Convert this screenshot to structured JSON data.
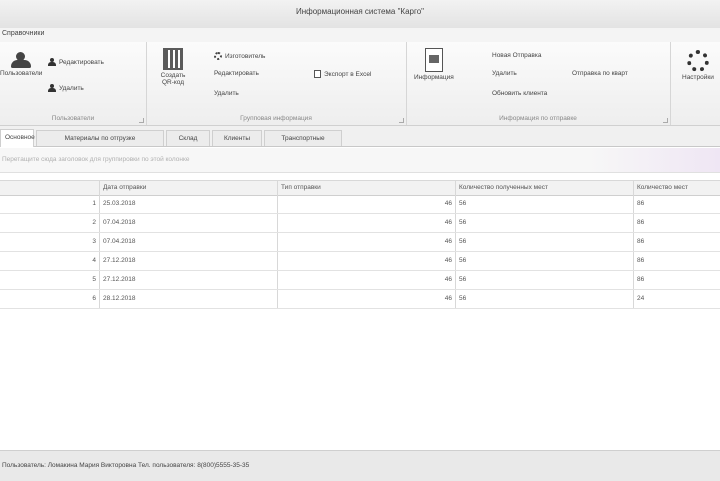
{
  "window": {
    "title": "Информационная система \"Карго\""
  },
  "menu": {
    "file_label": "Справочники"
  },
  "ribbon": {
    "groups": [
      {
        "label": "Пользователи",
        "buttons": [
          "Пользователи",
          "Редактировать",
          "Удалить"
        ]
      },
      {
        "label": "Групповая информация",
        "buttons": [
          "Создать QR-код",
          "Изготовитель",
          "Редактировать",
          "Удалить",
          "Экспорт в Excel"
        ]
      },
      {
        "label": "Информация по отправке",
        "buttons": [
          "Информация",
          "Новая Отправка",
          "Удалить",
          "Обновить клиента",
          "Отправка по кварт"
        ]
      },
      {
        "label": "",
        "buttons": [
          "Настройки"
        ]
      }
    ]
  },
  "tabs": [
    "Основное",
    "Материалы по отгрузке",
    "Склад",
    "Клиенты",
    "Транспортные"
  ],
  "hint_text": "Перетащите сюда заголовок для группировки по этой колонке",
  "grid": {
    "columns": [
      "",
      "Дата отправки",
      "Тип отправки",
      "Количество полученных мест",
      "Количество мест"
    ],
    "rows": [
      [
        "1",
        "25.03.2018",
        "46",
        "56",
        "86"
      ],
      [
        "2",
        "07.04.2018",
        "46",
        "56",
        "86"
      ],
      [
        "3",
        "07.04.2018",
        "46",
        "56",
        "86"
      ],
      [
        "4",
        "27.12.2018",
        "46",
        "56",
        "86"
      ],
      [
        "5",
        "27.12.2018",
        "46",
        "56",
        "86"
      ],
      [
        "6",
        "28.12.2018",
        "46",
        "56",
        "24"
      ]
    ]
  },
  "status": {
    "text": "Пользователь: Ломакина Мария Викторовна     Тел. пользователя: 8(800)5555-35-35"
  }
}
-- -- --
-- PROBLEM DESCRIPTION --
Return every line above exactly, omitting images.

-- FINAL ANSWER --
Convert this screenshot to structured JSON data.
{
  "window": {
    "title": "Информационная система \"Карго\""
  },
  "menu": {
    "file_label": "Справочники"
  },
  "ribbon": {
    "groups": [
      {
        "label": "Пользователи",
        "buttons": [
          "Пользователи",
          "Редактировать",
          "Удалить"
        ]
      },
      {
        "label": "Групповая информация",
        "buttons": [
          "Создать QR-код",
          "Изготовитель",
          "Редактировать",
          "Удалить",
          "Экспорт в Excel"
        ]
      },
      {
        "label": "Информация по отправке",
        "buttons": [
          "Информация",
          "Новая Отправка",
          "Удалить",
          "Обновить клиента",
          "Отправка по кварт"
        ]
      },
      {
        "label": "",
        "buttons": [
          "Настройки"
        ]
      }
    ]
  },
  "tabs": [
    "Основное",
    "Материалы по отгрузке",
    "Склад",
    "Клиенты",
    "Транспортные"
  ],
  "hint_text": "Перетащите сюда заголовок для группировки по этой колонке",
  "grid": {
    "columns": [
      "",
      "Дата отправки",
      "Тип отправки",
      "Количество полученных мест",
      "Количество мест"
    ],
    "rows": [
      [
        "1",
        "25.03.2018",
        "46",
        "56",
        "86"
      ],
      [
        "2",
        "07.04.2018",
        "46",
        "56",
        "86"
      ],
      [
        "3",
        "07.04.2018",
        "46",
        "56",
        "86"
      ],
      [
        "4",
        "27.12.2018",
        "46",
        "56",
        "86"
      ],
      [
        "5",
        "27.12.2018",
        "46",
        "56",
        "86"
      ],
      [
        "6",
        "28.12.2018",
        "46",
        "56",
        "24"
      ]
    ]
  },
  "status": {
    "text": "Пользователь: Ломакина Мария Викторовна     Тел. пользователя: 8(800)5555-35-35"
  }
}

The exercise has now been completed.